Developed nations strive to create the impression that their hearts and pockets bleed for the developing world. Yet, the global North continues to offer unfavorable trade terms to the global South. Truly fair trade would make reciprocal concessions to developing countries while allowing them to better their own positions. However, five hundred years of colonial racism and post-colonial paternalism have undermined trade negotiations.
While urging developing countries to participate in trade, the North offers empty deals to "partners" that it regards as unequal. Using a mixed-methods approach, J. P. Singh exposes the actual position beneath the North's image of benevolence and empathy: either join in the type of trade that developed countries offer, or be cast aside as obstreperous and unwilling. Singh reveals how the global North ultimately bars developing nations from flourishing. His findings chart a path forward, showing that developing nations can garner favorable concessions by drawing on unique strengths and through collective advocacy. Sweet Talk offers a provocative rethinking of how far our international relations have come and how far we still have to go.
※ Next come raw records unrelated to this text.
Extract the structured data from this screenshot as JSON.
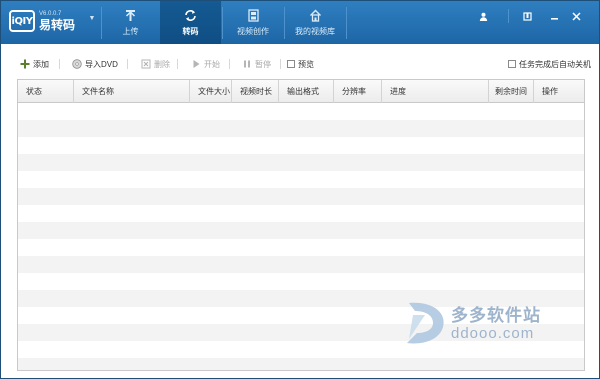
{
  "app": {
    "version": "V6.0.0.7",
    "name": "易转码",
    "logo_badge": "iQIY",
    "dropdown_icon": "triangle-down-icon"
  },
  "tabs": [
    {
      "label": "上传",
      "icon": "upload-icon",
      "active": false
    },
    {
      "label": "转码",
      "icon": "convert-icon",
      "active": true
    },
    {
      "label": "视频创作",
      "icon": "film-icon",
      "active": false
    },
    {
      "label": "我的视频库",
      "icon": "home-icon",
      "active": false
    }
  ],
  "window_buttons": {
    "user": "user-icon",
    "skin": "skin-icon",
    "minimize": "minimize-icon",
    "close": "close-icon"
  },
  "toolbar": {
    "add": "添加",
    "import_dvd": "导入DVD",
    "delete": "删除",
    "start": "开始",
    "pause": "暂停",
    "preview": "预览",
    "auto_shutdown": "任务完成后自动关机"
  },
  "table": {
    "columns": [
      "状态",
      "文件名称",
      "文件大小",
      "视频时长",
      "输出格式",
      "分辨率",
      "进度",
      "剩余时间",
      "操作"
    ],
    "rows": []
  },
  "watermark": {
    "title": "多多软件站",
    "url": "ddooo.com"
  },
  "colors": {
    "titlebar": "#2573b5",
    "active_tab": "#125489",
    "row_alt": "#f3f3f3"
  }
}
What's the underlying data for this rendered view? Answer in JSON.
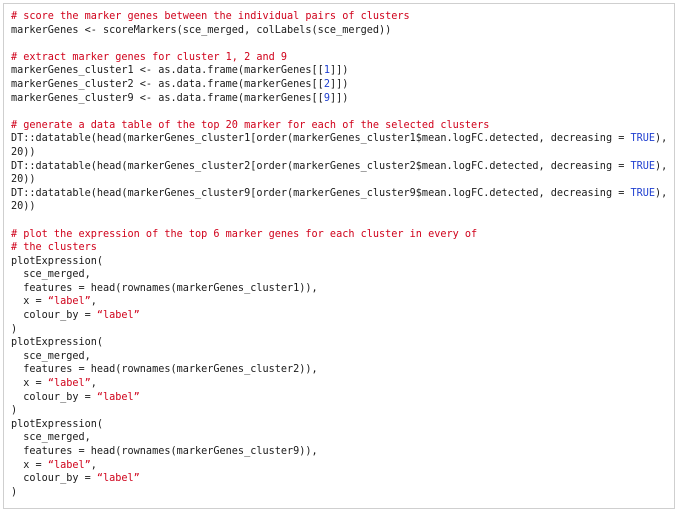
{
  "colors": {
    "comment": "#d0021b",
    "string": "#d0021b",
    "keyword": "#1f3fd0",
    "plain": "#1a1a1a",
    "border": "#cfcfcf"
  },
  "code": {
    "lines": [
      [
        {
          "t": "comment",
          "s": "# score the marker genes between the individual pairs of clusters"
        }
      ],
      [
        {
          "t": "plain",
          "s": "markerGenes <- scoreMarkers(sce_merged, colLabels(sce_merged))"
        }
      ],
      [],
      [
        {
          "t": "comment",
          "s": "# extract marker genes for cluster 1, 2 and 9"
        }
      ],
      [
        {
          "t": "plain",
          "s": "markerGenes_cluster1 <- as.data.frame(markerGenes[["
        },
        {
          "t": "keyword",
          "s": "1"
        },
        {
          "t": "plain",
          "s": "]])"
        }
      ],
      [
        {
          "t": "plain",
          "s": "markerGenes_cluster2 <- as.data.frame(markerGenes[["
        },
        {
          "t": "keyword",
          "s": "2"
        },
        {
          "t": "plain",
          "s": "]])"
        }
      ],
      [
        {
          "t": "plain",
          "s": "markerGenes_cluster9 <- as.data.frame(markerGenes[["
        },
        {
          "t": "keyword",
          "s": "9"
        },
        {
          "t": "plain",
          "s": "]])"
        }
      ],
      [],
      [
        {
          "t": "comment",
          "s": "# generate a data table of the top 20 marker for each of the selected clusters"
        }
      ],
      [
        {
          "t": "plain",
          "s": "DT::datatable(head(markerGenes_cluster1[order(markerGenes_cluster1$mean.logFC.detected, decreasing = "
        },
        {
          "t": "keyword",
          "s": "TRUE"
        },
        {
          "t": "plain",
          "s": "),], n ="
        }
      ],
      [
        {
          "t": "plain",
          "s": "20))"
        }
      ],
      [
        {
          "t": "plain",
          "s": "DT::datatable(head(markerGenes_cluster2[order(markerGenes_cluster2$mean.logFC.detected, decreasing = "
        },
        {
          "t": "keyword",
          "s": "TRUE"
        },
        {
          "t": "plain",
          "s": "),], n ="
        }
      ],
      [
        {
          "t": "plain",
          "s": "20))"
        }
      ],
      [
        {
          "t": "plain",
          "s": "DT::datatable(head(markerGenes_cluster9[order(markerGenes_cluster9$mean.logFC.detected, decreasing = "
        },
        {
          "t": "keyword",
          "s": "TRUE"
        },
        {
          "t": "plain",
          "s": "),], n ="
        }
      ],
      [
        {
          "t": "plain",
          "s": "20))"
        }
      ],
      [],
      [
        {
          "t": "comment",
          "s": "# plot the expression of the top 6 marker genes for each cluster in every of"
        }
      ],
      [
        {
          "t": "comment",
          "s": "# the clusters"
        }
      ],
      [
        {
          "t": "plain",
          "s": "plotExpression("
        }
      ],
      [
        {
          "t": "plain",
          "s": "  sce_merged,"
        }
      ],
      [
        {
          "t": "plain",
          "s": "  features = head(rownames(markerGenes_cluster1)),"
        }
      ],
      [
        {
          "t": "plain",
          "s": "  x = "
        },
        {
          "t": "string",
          "s": "“label”"
        },
        {
          "t": "plain",
          "s": ","
        }
      ],
      [
        {
          "t": "plain",
          "s": "  colour_by = "
        },
        {
          "t": "string",
          "s": "“label”"
        }
      ],
      [
        {
          "t": "plain",
          "s": ")"
        }
      ],
      [
        {
          "t": "plain",
          "s": "plotExpression("
        }
      ],
      [
        {
          "t": "plain",
          "s": "  sce_merged,"
        }
      ],
      [
        {
          "t": "plain",
          "s": "  features = head(rownames(markerGenes_cluster2)),"
        }
      ],
      [
        {
          "t": "plain",
          "s": "  x = "
        },
        {
          "t": "string",
          "s": "“label”"
        },
        {
          "t": "plain",
          "s": ","
        }
      ],
      [
        {
          "t": "plain",
          "s": "  colour_by = "
        },
        {
          "t": "string",
          "s": "“label”"
        }
      ],
      [
        {
          "t": "plain",
          "s": ")"
        }
      ],
      [
        {
          "t": "plain",
          "s": "plotExpression("
        }
      ],
      [
        {
          "t": "plain",
          "s": "  sce_merged,"
        }
      ],
      [
        {
          "t": "plain",
          "s": "  features = head(rownames(markerGenes_cluster9)),"
        }
      ],
      [
        {
          "t": "plain",
          "s": "  x = "
        },
        {
          "t": "string",
          "s": "“label”"
        },
        {
          "t": "plain",
          "s": ","
        }
      ],
      [
        {
          "t": "plain",
          "s": "  colour_by = "
        },
        {
          "t": "string",
          "s": "“label”"
        }
      ],
      [
        {
          "t": "plain",
          "s": ")"
        }
      ]
    ]
  }
}
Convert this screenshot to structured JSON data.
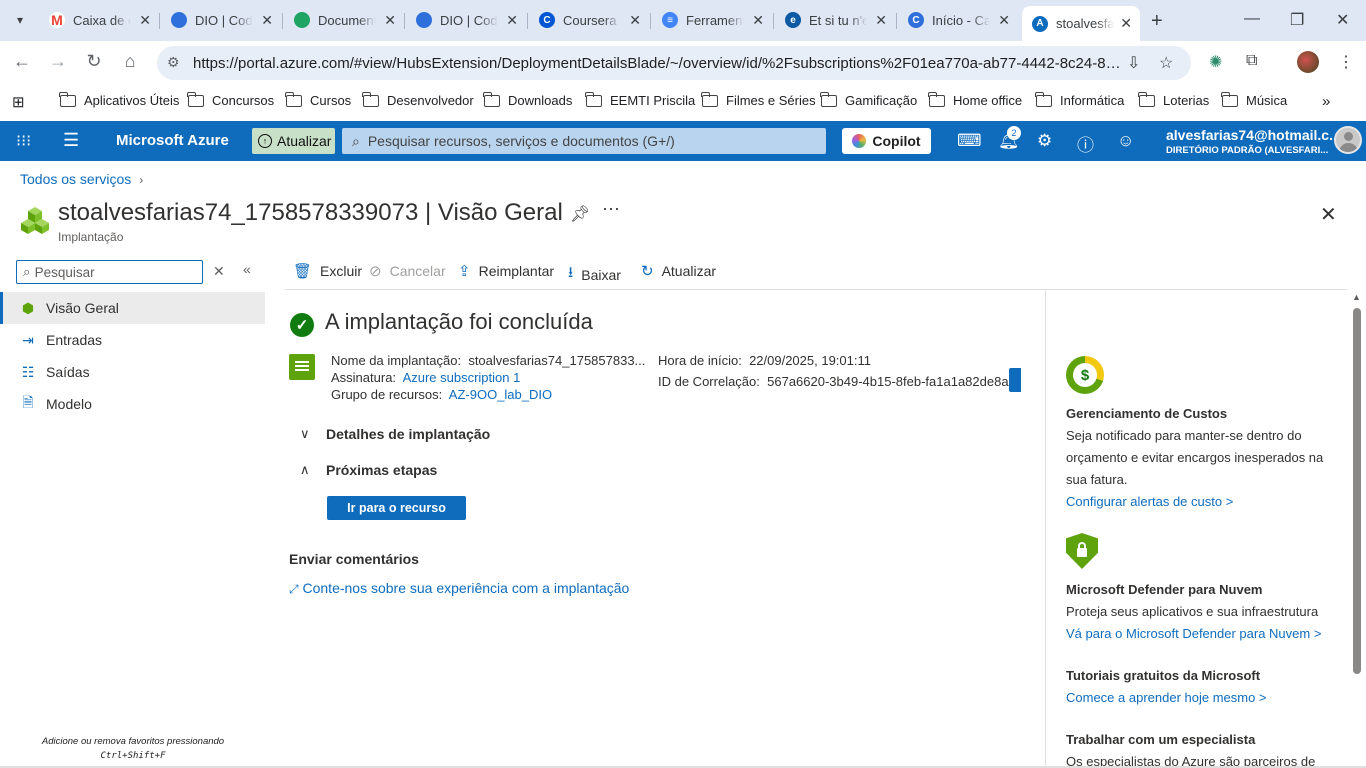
{
  "browser": {
    "tabs": [
      {
        "title": "Caixa de e",
        "icon": "gmail-icon",
        "color": "#ea4335",
        "glyph": "M"
      },
      {
        "title": "DIO | Codi",
        "icon": "dio-icon",
        "color": "#2f6fdc",
        "glyph": ""
      },
      {
        "title": "Documento",
        "icon": "google-drive-icon",
        "color": "#1fa463",
        "glyph": ""
      },
      {
        "title": "DIO | Codi",
        "icon": "dio-icon",
        "color": "#2f6fdc",
        "glyph": ""
      },
      {
        "title": "Coursera |",
        "icon": "coursera-icon",
        "color": "#0056d2",
        "glyph": "C"
      },
      {
        "title": "Ferramenta",
        "icon": "google-docs-icon",
        "color": "#4285f4",
        "glyph": "≡"
      },
      {
        "title": "Et si tu n'e",
        "icon": "edge-icon",
        "color": "#0c59a4",
        "glyph": "e"
      },
      {
        "title": "Início - Ca",
        "icon": "copilot-icon",
        "color": "#2f6fdc",
        "glyph": "C"
      },
      {
        "title": "stoalvesfa",
        "icon": "azure-icon",
        "color": "#0f6cbd",
        "glyph": "A"
      }
    ],
    "url": "https://portal.azure.com/#view/HubsExtension/DeploymentDetailsBlade/~/overview/id/%2Fsubscriptions%2F01ea770a-ab77-4442-8c24-83f786187...",
    "bookmarks": [
      "Aplicativos Úteis",
      "Concursos",
      "Cursos",
      "Desenvolvedor",
      "Downloads",
      "EEMTI Priscila",
      "Filmes e Séries",
      "Gamificação",
      "Home office",
      "Informática",
      "Loterias",
      "Música"
    ]
  },
  "azure": {
    "brand": "Microsoft Azure",
    "upgrade_label": "Atualizar",
    "search_placeholder": "Pesquisar recursos, serviços e documentos (G+/)",
    "copilot_label": "Copilot",
    "notification_count": "2",
    "account_email": "alvesfarias74@hotmail.c...",
    "account_directory": "DIRETÓRIO PADRÃO (ALVESFARI..."
  },
  "header": {
    "breadcrumb": "Todos os serviços",
    "title": "stoalvesfarias74_1758578339073 | Visão Geral",
    "subtitle": "Implantação"
  },
  "leftnav": {
    "search_placeholder": "Pesquisar",
    "items": [
      {
        "label": "Visão Geral",
        "icon": "overview-icon"
      },
      {
        "label": "Entradas",
        "icon": "inputs-icon"
      },
      {
        "label": "Saídas",
        "icon": "outputs-icon"
      },
      {
        "label": "Modelo",
        "icon": "template-icon"
      }
    ],
    "hint_line1": "Adicione ou remova favoritos pressionando",
    "hint_line2": "Ctrl+Shift+F"
  },
  "commands": {
    "delete": "Excluir",
    "cancel": "Cancelar",
    "redeploy": "Reimplantar",
    "download": "Baixar",
    "refresh": "Atualizar"
  },
  "main": {
    "status_title": "A implantação foi concluída",
    "deployment_name_label": "Nome da implantação:",
    "deployment_name_value": "stoalvesfarias74_175857833...",
    "subscription_label": "Assinatura:",
    "subscription_value": "Azure subscription 1",
    "resource_group_label": "Grupo de recursos:",
    "resource_group_value": "AZ-9OO_lab_DIO",
    "start_time_label": "Hora de início:",
    "start_time_value": "22/09/2025, 19:01:11",
    "correlation_label": "ID de Correlação:",
    "correlation_value": "567a6620-3b49-4b15-8feb-fa1a1a82de8a",
    "details_label": "Detalhes de implantação",
    "next_steps_label": "Próximas etapas",
    "goto_resource_label": "Ir para o recurso",
    "feedback_title": "Enviar comentários",
    "feedback_link": "Conte-nos sobre sua experiência com a implantação"
  },
  "rightpanel": {
    "cost_title": "Gerenciamento de Custos",
    "cost_text": "Seja notificado para manter-se dentro do orçamento e evitar encargos inesperados na sua fatura.",
    "cost_link": "Configurar alertas de custo >",
    "defender_title": "Microsoft Defender para Nuvem",
    "defender_text": "Proteja seus aplicativos e sua infraestrutura",
    "defender_link": "Vá para o Microsoft Defender para Nuvem >",
    "tutorials_title": "Tutoriais gratuitos da Microsoft",
    "tutorials_link": "Comece a aprender hoje mesmo >",
    "expert_title": "Trabalhar com um especialista",
    "expert_text": "Os especialistas do Azure são parceiros de"
  }
}
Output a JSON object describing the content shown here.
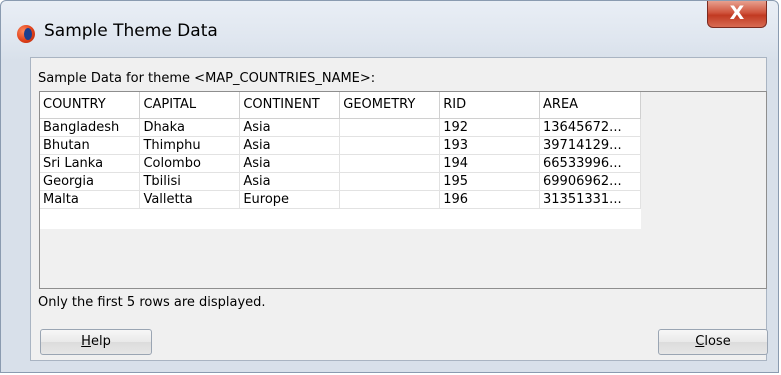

J.P. Singh is Chair and Professor of Culture and Political Economy and Director of the Centre for Cultural Relations at the University of Edinburgh. Singh is the author of seven books and Series Editor of Emerging Frontiers in the Global Economy.